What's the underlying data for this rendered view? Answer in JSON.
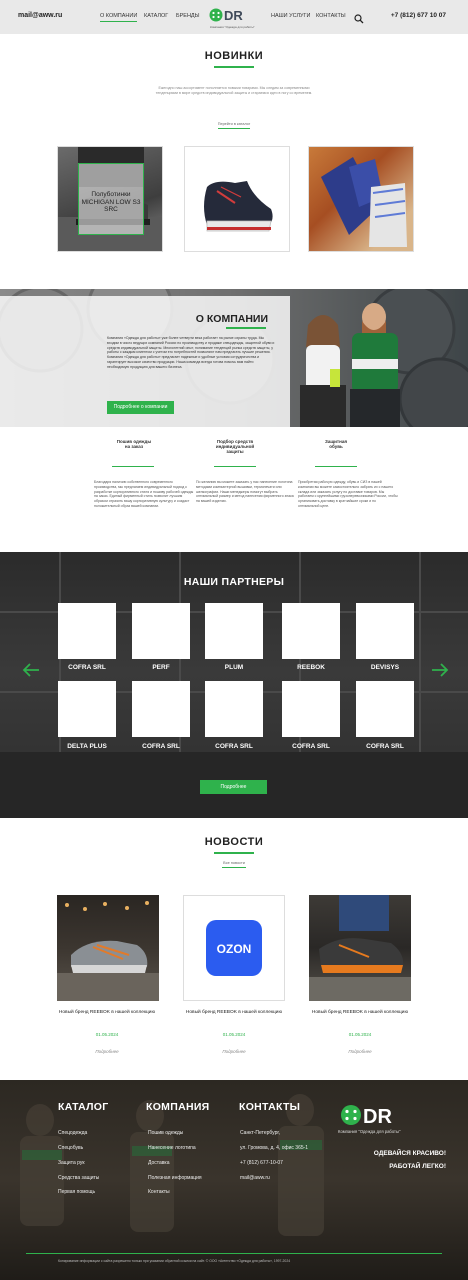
{
  "header": {
    "email": "mail@aww.ru",
    "nav": [
      "О КОМПАНИИ",
      "КАТАЛОГ",
      "БРЕНДЫ",
      "НАШИ УСЛУГИ",
      "КОНТАКТЫ"
    ],
    "logo_text": "ODR",
    "logo_caption": "Компания \"Одежда для работы\"",
    "phone": "+7 (812) 677 10 07",
    "icons": [
      "search-icon",
      "phone-icon"
    ],
    "accent_color": "#2fb24c"
  },
  "new_arrivals": {
    "title": "НОВИНКИ",
    "subtitle": "Ежегодно наш ассортимент пополняется новыми товарами. Мы следим за современными тенденциями в мире средств индивидуальной защиты и стараемся идти в ногу со временем.",
    "link": "Перейти в каталог",
    "products": [
      {
        "label": "Полуботинки MICHIGAN LOW S3 SRC"
      },
      {
        "label": ""
      },
      {
        "label": ""
      }
    ]
  },
  "about": {
    "title": "О КОМПАНИИ",
    "text": "Компания «Одежда для работы» уже более четверти века работает на рынке охраны труда. Мы входим в число ведущих компаний России по производству и продаже спецодежды, защитной обуви и средств индивидуальной защиты. Многолетний опыт, понимание тенденций рынка средств защиты, у работы с каждым клиентом с учетом его потребностей позволяют нам предлагать лучшие решения. Компания «Одежда для работы» предлагает надежные и удобные условия сотрудничества и гарантирует высокое качество продукции. Наша команда всегда готова помочь вам найти необходимую продукцию для вашего бизнеса.",
    "button": "Подробнее о компании"
  },
  "features": [
    {
      "name": "Пошив одежды на заказ",
      "text": "Благодаря наличию собственного современного производства, мы предлагаем индивидуальный подход к разработке корпоративного стиля и пошиву рабочей одежды на заказ. Единый фирменный стиль позволит лучшим образом отразить вашу корпоративную культуру и создаст положительный образ вашей компании."
    },
    {
      "name": "Подбор средств индивидуальной защиты",
      "text": "По желанию вы можете заказать у нас нанесение логотипа методами компьютерной вышивки, термопечати или шелкографии. Наши менеджеры помогут выбрать оптимальный размер и метод нанесения фирменного знака на вашей изделии."
    },
    {
      "name": "Защитная обувь",
      "text": "Приобретая рабочую одежду, обувь и СИЗ в нашей компании вы можете самостоятельно забрать их с нашего склада или заказать услугу по доставке товаров. Мы работаем с крупнейшими грузоперевозчиками России, чтобы организовать доставку в кратчайшие сроки и по оптимальной цене."
    }
  ],
  "partners": {
    "title": "НАШИ ПАРТНЕРЫ",
    "row1": [
      "COFRA SRL",
      "PERF",
      "PLUM",
      "REEBOK",
      "DEVISYS"
    ],
    "row2": [
      "DELTA PLUS",
      "COFRA SRL",
      "COFRA SRL",
      "COFRA SRL",
      "COFRA SRL"
    ],
    "button": "Подробнее",
    "icons": [
      "arrow-left-icon",
      "arrow-right-icon"
    ]
  },
  "news": {
    "title": "НОВОСТИ",
    "link": "Все новости",
    "items": [
      {
        "title": "Новый бренд REEBOK в нашей коллекцию",
        "date": "01.05.2024",
        "more": "Подробнее"
      },
      {
        "title": "Новый бренд REEBOK в нашей коллекцию",
        "date": "01.05.2024",
        "more": "Подробнее",
        "image_text": "OZON"
      },
      {
        "title": "Новый бренд REEBOK в нашей коллекцию",
        "date": "01.05.2024",
        "more": "Подробнее"
      }
    ]
  },
  "footer": {
    "catalog_title": "КАТАЛОГ",
    "catalog_links": [
      "Спецодежда",
      "Спецобувь",
      "Защита рук",
      "Средства защиты",
      "Первая помощь"
    ],
    "company_title": "КОМПАНИЯ",
    "company_links": [
      "Пошив одежды",
      "Нанесение логотипа",
      "Доставка",
      "Полезная информация",
      "Контакты"
    ],
    "contacts_title": "КОНТАКТЫ",
    "contacts": [
      "Санкт-Петербург,",
      "ул. Громова, д. 4, офис 365-1",
      "+7 (812) 677-10-07",
      "mail@aww.ru"
    ],
    "logo_text": "ODR",
    "logo_caption": "Компания \"Одежда для работы\"",
    "slogan1": "ОДЕВАЙСЯ КРАСИВО!",
    "slogan2": "РАБОТАЙ ЛЕГКО!",
    "copyright": "Копирование информации с сайта разрешено только при указании обратной ссылки на сайт. © ООО «Агентство «Одежда для работы», 1997-2024"
  }
}
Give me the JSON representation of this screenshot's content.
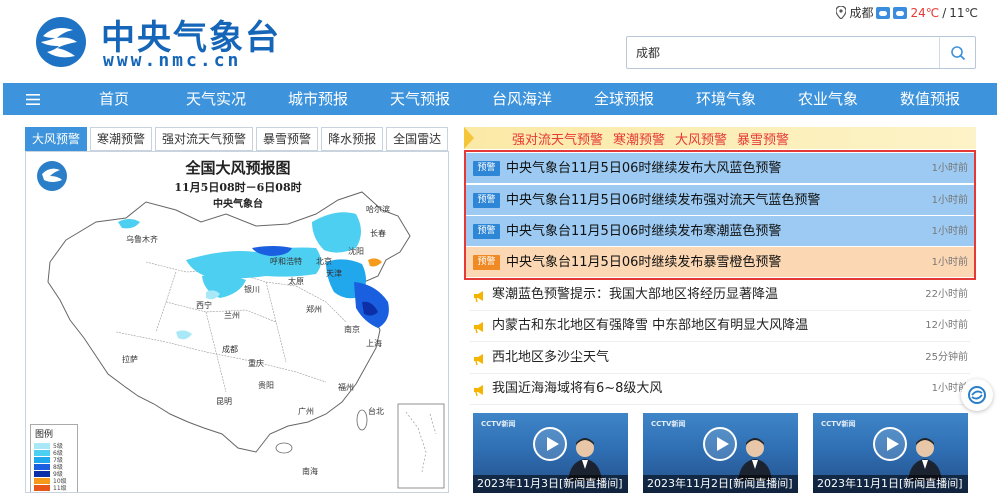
{
  "brand": {
    "name_cn": "中央气象台",
    "domain": "www.nmc.cn",
    "color": "#1565b8"
  },
  "location": {
    "city": "成都",
    "temp_high": "24℃",
    "separator": "/",
    "temp_low": "11℃"
  },
  "search": {
    "value": "成都"
  },
  "nav": {
    "items": [
      "首页",
      "天气实况",
      "城市预报",
      "天气预报",
      "台风海洋",
      "全球预报",
      "环境气象",
      "农业气象",
      "数值预报"
    ]
  },
  "tabs": {
    "items": [
      "大风预警",
      "寒潮预警",
      "强对流天气预警",
      "暴雪预警",
      "降水预报",
      "全国雷达"
    ],
    "active": 0
  },
  "map": {
    "title": "全国大风预报图",
    "subtitle": "11月5日08时－6日08时",
    "org": "中央气象台",
    "legend_title": "图例",
    "legend": [
      {
        "label": "5级",
        "color": "#a9e9f7"
      },
      {
        "label": "6级",
        "color": "#4ccff0"
      },
      {
        "label": "7级",
        "color": "#21a7ec"
      },
      {
        "label": "8级",
        "color": "#1a5fe0"
      },
      {
        "label": "9级",
        "color": "#0c2fa8"
      },
      {
        "label": "10级",
        "color": "#f59a1a"
      },
      {
        "label": "11级",
        "color": "#e8561a"
      }
    ],
    "place_labels": [
      "乌鲁木齐",
      "哈尔滨",
      "长春",
      "呼和浩特",
      "北京",
      "沈阳",
      "天津",
      "太原",
      "银川",
      "郑州",
      "西宁",
      "兰州",
      "南京",
      "上海",
      "拉萨",
      "成都",
      "重庆",
      "贵阳",
      "昆明",
      "广州",
      "福州",
      "台北",
      "南海"
    ]
  },
  "alert_bar": {
    "items": [
      "强对流天气预警",
      "寒潮预警",
      "大风预警",
      "暴雪预警"
    ],
    "accent": "#e53935"
  },
  "warnings": [
    {
      "badge": "预警",
      "level": "blue",
      "text": "中央气象台11月5日06时继续发布大风蓝色预警",
      "time": "1小时前"
    },
    {
      "badge": "预警",
      "level": "blue",
      "text": "中央气象台11月5日06时继续发布强对流天气蓝色预警",
      "time": "1小时前"
    },
    {
      "badge": "预警",
      "level": "blue",
      "text": "中央气象台11月5日06时继续发布寒潮蓝色预警",
      "time": "1小时前"
    },
    {
      "badge": "预警",
      "level": "orange",
      "text": "中央气象台11月5日06时继续发布暴雪橙色预警",
      "time": "1小时前"
    }
  ],
  "news": [
    {
      "text": "寒潮蓝色预警提示：我国大部地区将经历显著降温",
      "time": "22小时前"
    },
    {
      "text": "内蒙古和东北地区有强降雪 中东部地区有明显大风降温",
      "time": "12小时前"
    },
    {
      "text": "西北地区多沙尘天气",
      "time": "25分钟前"
    },
    {
      "text": "我国近海海域将有6~8级大风",
      "time": "1小时前"
    }
  ],
  "videos": [
    {
      "caption": "2023年11月3日[新闻直播间]",
      "tag": "CCTV新闻"
    },
    {
      "caption": "2023年11月2日[新闻直播间]",
      "tag": "CCTV新闻"
    },
    {
      "caption": "2023年11月1日[新闻直播间]",
      "tag": "CCTV新闻"
    }
  ]
}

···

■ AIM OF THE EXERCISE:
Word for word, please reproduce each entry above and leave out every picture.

■ EXERCISE SOLUTION:
What's the underlying data for this rendered view? Answer in JSON.
{
  "header": {
    "email": "mail@aww.ru",
    "nav": [
      "О КОМПАНИИ",
      "КАТАЛОГ",
      "БРЕНДЫ",
      "НАШИ УСЛУГИ",
      "КОНТАКТЫ"
    ],
    "logo_text": "ODR",
    "logo_caption": "Компания \"Одежда для работы\"",
    "phone": "+7 (812) 677 10 07",
    "icons": [
      "search-icon",
      "phone-icon"
    ],
    "accent_color": "#2fb24c"
  },
  "new_arrivals": {
    "title": "НОВИНКИ",
    "subtitle": "Ежегодно наш ассортимент пополняется новыми товарами. Мы следим за современными тенденциями в мире средств индивидуальной защиты и стараемся идти в ногу со временем.",
    "link": "Перейти в каталог",
    "products": [
      {
        "label": "Полуботинки MICHIGAN LOW S3 SRC"
      },
      {
        "label": ""
      },
      {
        "label": ""
      }
    ]
  },
  "about": {
    "title": "О КОМПАНИИ",
    "text": "Компания «Одежда для работы» уже более четверти века работает на рынке охраны труда. Мы входим в число ведущих компаний России по производству и продаже спецодежды, защитной обуви и средств индивидуальной защиты. Многолетний опыт, понимание тенденций рынка средств защиты, у работы с каждым клиентом с учетом его потребностей позволяют нам предлагать лучшие решения. Компания «Одежда для работы» предлагает надежные и удобные условия сотрудничества и гарантирует высокое качество продукции. Наша команда всегда готова помочь вам найти необходимую продукцию для вашего бизнеса.",
    "button": "Подробнее о компании"
  },
  "features": [
    {
      "name": "Пошив одежды на заказ",
      "text": "Благодаря наличию собственного современного производства, мы предлагаем индивидуальный подход к разработке корпоративного стиля и пошиву рабочей одежды на заказ. Единый фирменный стиль позволит лучшим образом отразить вашу корпоративную культуру и создаст положительный образ вашей компании."
    },
    {
      "name": "Подбор средств индивидуальной защиты",
      "text": "По желанию вы можете заказать у нас нанесение логотипа методами компьютерной вышивки, термопечати или шелкографии. Наши менеджеры помогут выбрать оптимальный размер и метод нанесения фирменного знака на вашей изделии."
    },
    {
      "name": "Защитная обувь",
      "text": "Приобретая рабочую одежду, обувь и СИЗ в нашей компании вы можете самостоятельно забрать их с нашего склада или заказать услугу по доставке товаров. Мы работаем с крупнейшими грузоперевозчиками России, чтобы организовать доставку в кратчайшие сроки и по оптимальной цене."
    }
  ],
  "partners": {
    "title": "НАШИ ПАРТНЕРЫ",
    "row1": [
      "COFRA SRL",
      "PERF",
      "PLUM",
      "REEBOK",
      "DEVISYS"
    ],
    "row2": [
      "DELTA PLUS",
      "COFRA SRL",
      "COFRA SRL",
      "COFRA SRL",
      "COFRA SRL"
    ],
    "button": "Подробнее",
    "icons": [
      "arrow-left-icon",
      "arrow-right-icon"
    ]
  },
  "news": {
    "title": "НОВОСТИ",
    "link": "Все новости",
    "items": [
      {
        "title": "Новый бренд REEBOK в нашей коллекцию",
        "date": "01.05.2024",
        "more": "Подробнее"
      },
      {
        "title": "Новый бренд REEBOK в нашей коллекцию",
        "date": "01.05.2024",
        "more": "Подробнее",
        "image_text": "OZON"
      },
      {
        "title": "Новый бренд REEBOK в нашей коллекцию",
        "date": "01.05.2024",
        "more": "Подробнее"
      }
    ]
  },
  "footer": {
    "catalog_title": "КАТАЛОГ",
    "catalog_links": [
      "Спецодежда",
      "Спецобувь",
      "Защита рук",
      "Средства защиты",
      "Первая помощь"
    ],
    "company_title": "КОМПАНИЯ",
    "company_links": [
      "Пошив одежды",
      "Нанесение логотипа",
      "Доставка",
      "Полезная информация",
      "Контакты"
    ],
    "contacts_title": "КОНТАКТЫ",
    "contacts": [
      "Санкт-Петербург,",
      "ул. Громова, д. 4, офис 365-1",
      "+7 (812) 677-10-07",
      "mail@aww.ru"
    ],
    "logo_text": "ODR",
    "logo_caption": "Компания \"Одежда для работы\"",
    "slogan1": "ОДЕВАЙСЯ КРАСИВО!",
    "slogan2": "РАБОТАЙ ЛЕГКО!",
    "copyright": "Копирование информации с сайта разрешено только при указании обратной ссылки на сайт. © ООО «Агентство «Одежда для работы», 1997-2024"
  }
}
Give me the JSON representation of this screenshot's content.
{
  "brand": {
    "name_cn": "中央气象台",
    "domain": "www.nmc.cn",
    "color": "#1565b8"
  },
  "location": {
    "city": "成都",
    "temp_high": "24℃",
    "separator": "/",
    "temp_low": "11℃"
  },
  "search": {
    "value": "成都"
  },
  "nav": {
    "items": [
      "首页",
      "天气实况",
      "城市预报",
      "天气预报",
      "台风海洋",
      "全球预报",
      "环境气象",
      "农业气象",
      "数值预报"
    ]
  },
  "tabs": {
    "items": [
      "大风预警",
      "寒潮预警",
      "强对流天气预警",
      "暴雪预警",
      "降水预报",
      "全国雷达"
    ],
    "active": 0
  },
  "map": {
    "title": "全国大风预报图",
    "subtitle": "11月5日08时－6日08时",
    "org": "中央气象台",
    "legend_title": "图例",
    "legend": [
      {
        "label": "5级",
        "color": "#a9e9f7"
      },
      {
        "label": "6级",
        "color": "#4ccff0"
      },
      {
        "label": "7级",
        "color": "#21a7ec"
      },
      {
        "label": "8级",
        "color": "#1a5fe0"
      },
      {
        "label": "9级",
        "color": "#0c2fa8"
      },
      {
        "label": "10级",
        "color": "#f59a1a"
      },
      {
        "label": "11级",
        "color": "#e8561a"
      }
    ],
    "place_labels": [
      "乌鲁木齐",
      "哈尔滨",
      "长春",
      "呼和浩特",
      "北京",
      "沈阳",
      "天津",
      "太原",
      "银川",
      "郑州",
      "西宁",
      "兰州",
      "南京",
      "上海",
      "拉萨",
      "成都",
      "重庆",
      "贵阳",
      "昆明",
      "广州",
      "福州",
      "台北",
      "南海"
    ]
  },
  "alert_bar": {
    "items": [
      "强对流天气预警",
      "寒潮预警",
      "大风预警",
      "暴雪预警"
    ],
    "accent": "#e53935"
  },
  "warnings": [
    {
      "badge": "预警",
      "level": "blue",
      "text": "中央气象台11月5日06时继续发布大风蓝色预警",
      "time": "1小时前"
    },
    {
      "badge": "预警",
      "level": "blue",
      "text": "中央气象台11月5日06时继续发布强对流天气蓝色预警",
      "time": "1小时前"
    },
    {
      "badge": "预警",
      "level": "blue",
      "text": "中央气象台11月5日06时继续发布寒潮蓝色预警",
      "time": "1小时前"
    },
    {
      "badge": "预警",
      "level": "orange",
      "text": "中央气象台11月5日06时继续发布暴雪橙色预警",
      "time": "1小时前"
    }
  ],
  "news": [
    {
      "text": "寒潮蓝色预警提示：我国大部地区将经历显著降温",
      "time": "22小时前"
    },
    {
      "text": "内蒙古和东北地区有强降雪 中东部地区有明显大风降温",
      "time": "12小时前"
    },
    {
      "text": "西北地区多沙尘天气",
      "time": "25分钟前"
    },
    {
      "text": "我国近海海域将有6~8级大风",
      "time": "1小时前"
    }
  ],
  "videos": [
    {
      "caption": "2023年11月3日[新闻直播间]",
      "tag": "CCTV新闻"
    },
    {
      "caption": "2023年11月2日[新闻直播间]",
      "tag": "CCTV新闻"
    },
    {
      "caption": "2023年11月1日[新闻直播间]",
      "tag": "CCTV新闻"
    }
  ]
}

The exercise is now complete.